::: Source data
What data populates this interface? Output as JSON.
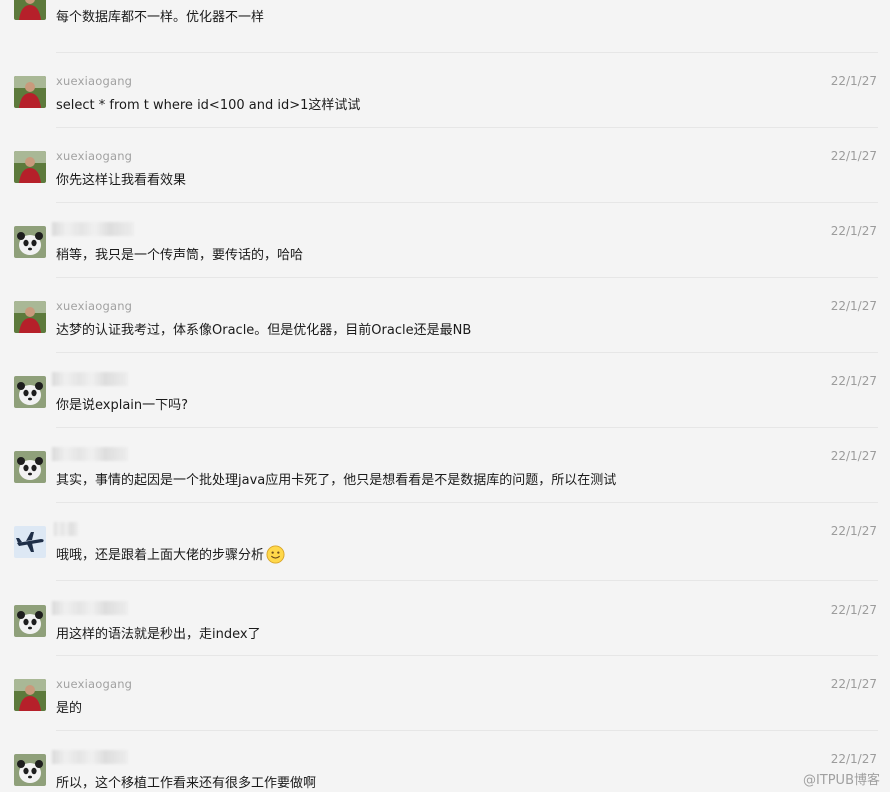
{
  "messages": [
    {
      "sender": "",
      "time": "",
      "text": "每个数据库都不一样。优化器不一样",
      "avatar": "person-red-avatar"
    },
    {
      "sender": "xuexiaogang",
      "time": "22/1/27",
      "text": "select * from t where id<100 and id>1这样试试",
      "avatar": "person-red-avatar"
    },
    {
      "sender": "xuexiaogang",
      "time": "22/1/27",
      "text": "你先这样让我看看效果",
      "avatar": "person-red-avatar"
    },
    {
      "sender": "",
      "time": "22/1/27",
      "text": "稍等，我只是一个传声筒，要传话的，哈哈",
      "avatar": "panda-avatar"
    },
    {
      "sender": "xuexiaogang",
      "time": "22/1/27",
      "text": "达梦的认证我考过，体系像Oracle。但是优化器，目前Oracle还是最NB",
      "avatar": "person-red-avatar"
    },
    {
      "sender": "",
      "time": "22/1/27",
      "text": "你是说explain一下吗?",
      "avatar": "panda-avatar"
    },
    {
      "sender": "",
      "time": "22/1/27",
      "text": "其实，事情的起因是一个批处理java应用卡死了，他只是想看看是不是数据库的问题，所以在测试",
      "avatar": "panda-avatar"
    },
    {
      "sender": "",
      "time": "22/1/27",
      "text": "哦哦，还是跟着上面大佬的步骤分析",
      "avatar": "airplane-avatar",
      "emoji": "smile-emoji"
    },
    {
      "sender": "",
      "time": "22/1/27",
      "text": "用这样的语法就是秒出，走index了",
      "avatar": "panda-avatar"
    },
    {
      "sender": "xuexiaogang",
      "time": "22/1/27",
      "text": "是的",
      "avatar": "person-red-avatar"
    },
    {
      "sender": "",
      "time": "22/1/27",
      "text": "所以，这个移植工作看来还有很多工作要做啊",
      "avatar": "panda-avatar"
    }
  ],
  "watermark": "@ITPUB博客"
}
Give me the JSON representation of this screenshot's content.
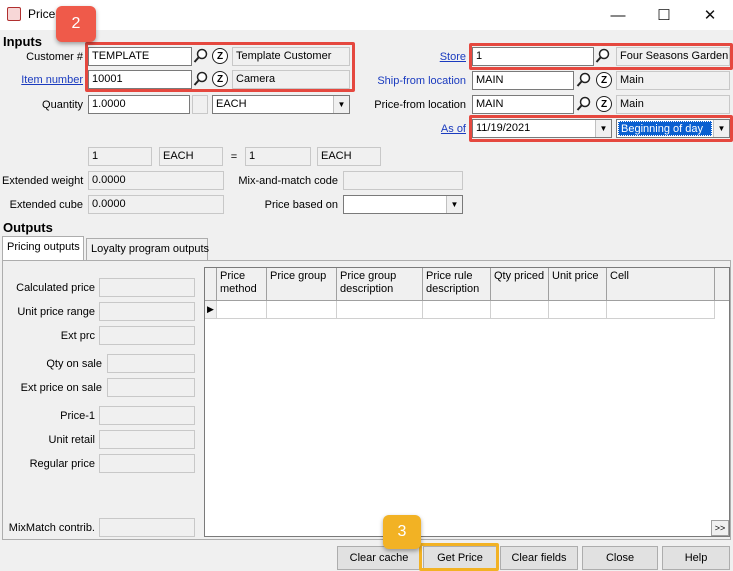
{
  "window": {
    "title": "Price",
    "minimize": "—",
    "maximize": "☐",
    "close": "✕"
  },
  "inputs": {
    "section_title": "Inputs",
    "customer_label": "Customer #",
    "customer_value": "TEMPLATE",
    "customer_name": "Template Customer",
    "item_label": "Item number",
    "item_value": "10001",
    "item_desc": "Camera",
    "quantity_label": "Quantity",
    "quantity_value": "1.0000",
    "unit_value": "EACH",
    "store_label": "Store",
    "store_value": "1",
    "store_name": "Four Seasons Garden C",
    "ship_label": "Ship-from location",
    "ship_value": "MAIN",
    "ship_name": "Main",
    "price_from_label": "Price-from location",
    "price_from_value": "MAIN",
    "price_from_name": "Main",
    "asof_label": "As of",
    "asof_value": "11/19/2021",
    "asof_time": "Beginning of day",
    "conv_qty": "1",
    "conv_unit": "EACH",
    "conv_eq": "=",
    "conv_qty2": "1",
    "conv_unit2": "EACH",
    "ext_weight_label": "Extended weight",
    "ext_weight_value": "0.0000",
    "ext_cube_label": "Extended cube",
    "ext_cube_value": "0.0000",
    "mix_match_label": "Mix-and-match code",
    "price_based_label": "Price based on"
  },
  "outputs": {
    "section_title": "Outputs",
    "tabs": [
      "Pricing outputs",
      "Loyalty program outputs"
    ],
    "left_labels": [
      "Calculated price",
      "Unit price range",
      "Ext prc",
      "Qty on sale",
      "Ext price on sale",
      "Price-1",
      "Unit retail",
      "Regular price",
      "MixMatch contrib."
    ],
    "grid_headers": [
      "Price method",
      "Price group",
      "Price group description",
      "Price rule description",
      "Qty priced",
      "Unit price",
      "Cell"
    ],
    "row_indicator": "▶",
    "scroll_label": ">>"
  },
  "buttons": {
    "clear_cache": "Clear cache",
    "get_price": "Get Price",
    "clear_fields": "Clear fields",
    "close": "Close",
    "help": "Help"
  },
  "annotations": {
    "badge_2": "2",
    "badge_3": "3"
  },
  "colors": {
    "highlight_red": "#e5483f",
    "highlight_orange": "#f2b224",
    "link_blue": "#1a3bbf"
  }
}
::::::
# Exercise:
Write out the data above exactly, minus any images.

# Task output:
What data populates this interface? Output as JSON.
{
  "messages": [
    {
      "sender": "",
      "time": "",
      "text": "每个数据库都不一样。优化器不一样",
      "avatar": "person-red-avatar"
    },
    {
      "sender": "xuexiaogang",
      "time": "22/1/27",
      "text": "select * from t where id<100 and id>1这样试试",
      "avatar": "person-red-avatar"
    },
    {
      "sender": "xuexiaogang",
      "time": "22/1/27",
      "text": "你先这样让我看看效果",
      "avatar": "person-red-avatar"
    },
    {
      "sender": "",
      "time": "22/1/27",
      "text": "稍等，我只是一个传声筒，要传话的，哈哈",
      "avatar": "panda-avatar"
    },
    {
      "sender": "xuexiaogang",
      "time": "22/1/27",
      "text": "达梦的认证我考过，体系像Oracle。但是优化器，目前Oracle还是最NB",
      "avatar": "person-red-avatar"
    },
    {
      "sender": "",
      "time": "22/1/27",
      "text": "你是说explain一下吗?",
      "avatar": "panda-avatar"
    },
    {
      "sender": "",
      "time": "22/1/27",
      "text": "其实，事情的起因是一个批处理java应用卡死了，他只是想看看是不是数据库的问题，所以在测试",
      "avatar": "panda-avatar"
    },
    {
      "sender": "",
      "time": "22/1/27",
      "text": "哦哦，还是跟着上面大佬的步骤分析",
      "avatar": "airplane-avatar",
      "emoji": "smile-emoji"
    },
    {
      "sender": "",
      "time": "22/1/27",
      "text": "用这样的语法就是秒出，走index了",
      "avatar": "panda-avatar"
    },
    {
      "sender": "xuexiaogang",
      "time": "22/1/27",
      "text": "是的",
      "avatar": "person-red-avatar"
    },
    {
      "sender": "",
      "time": "22/1/27",
      "text": "所以，这个移植工作看来还有很多工作要做啊",
      "avatar": "panda-avatar"
    }
  ],
  "watermark": "@ITPUB博客"
}
Give me the JSON representation of this screenshot's content.
{
  "window": {
    "title": "Price",
    "minimize": "—",
    "maximize": "☐",
    "close": "✕"
  },
  "inputs": {
    "section_title": "Inputs",
    "customer_label": "Customer #",
    "customer_value": "TEMPLATE",
    "customer_name": "Template Customer",
    "item_label": "Item number",
    "item_value": "10001",
    "item_desc": "Camera",
    "quantity_label": "Quantity",
    "quantity_value": "1.0000",
    "unit_value": "EACH",
    "store_label": "Store",
    "store_value": "1",
    "store_name": "Four Seasons Garden C",
    "ship_label": "Ship-from location",
    "ship_value": "MAIN",
    "ship_name": "Main",
    "price_from_label": "Price-from location",
    "price_from_value": "MAIN",
    "price_from_name": "Main",
    "asof_label": "As of",
    "asof_value": "11/19/2021",
    "asof_time": "Beginning of day",
    "conv_qty": "1",
    "conv_unit": "EACH",
    "conv_eq": "=",
    "conv_qty2": "1",
    "conv_unit2": "EACH",
    "ext_weight_label": "Extended weight",
    "ext_weight_value": "0.0000",
    "ext_cube_label": "Extended cube",
    "ext_cube_value": "0.0000",
    "mix_match_label": "Mix-and-match code",
    "price_based_label": "Price based on"
  },
  "outputs": {
    "section_title": "Outputs",
    "tabs": [
      "Pricing outputs",
      "Loyalty program outputs"
    ],
    "left_labels": [
      "Calculated price",
      "Unit price range",
      "Ext prc",
      "Qty on sale",
      "Ext price on sale",
      "Price-1",
      "Unit retail",
      "Regular price",
      "MixMatch contrib."
    ],
    "grid_headers": [
      "Price method",
      "Price group",
      "Price group description",
      "Price rule description",
      "Qty priced",
      "Unit price",
      "Cell"
    ],
    "row_indicator": "▶",
    "scroll_label": ">>"
  },
  "buttons": {
    "clear_cache": "Clear cache",
    "get_price": "Get Price",
    "clear_fields": "Clear fields",
    "close": "Close",
    "help": "Help"
  },
  "annotations": {
    "badge_2": "2",
    "badge_3": "3"
  },
  "colors": {
    "highlight_red": "#e5483f",
    "highlight_orange": "#f2b224",
    "link_blue": "#1a3bbf"
  }
}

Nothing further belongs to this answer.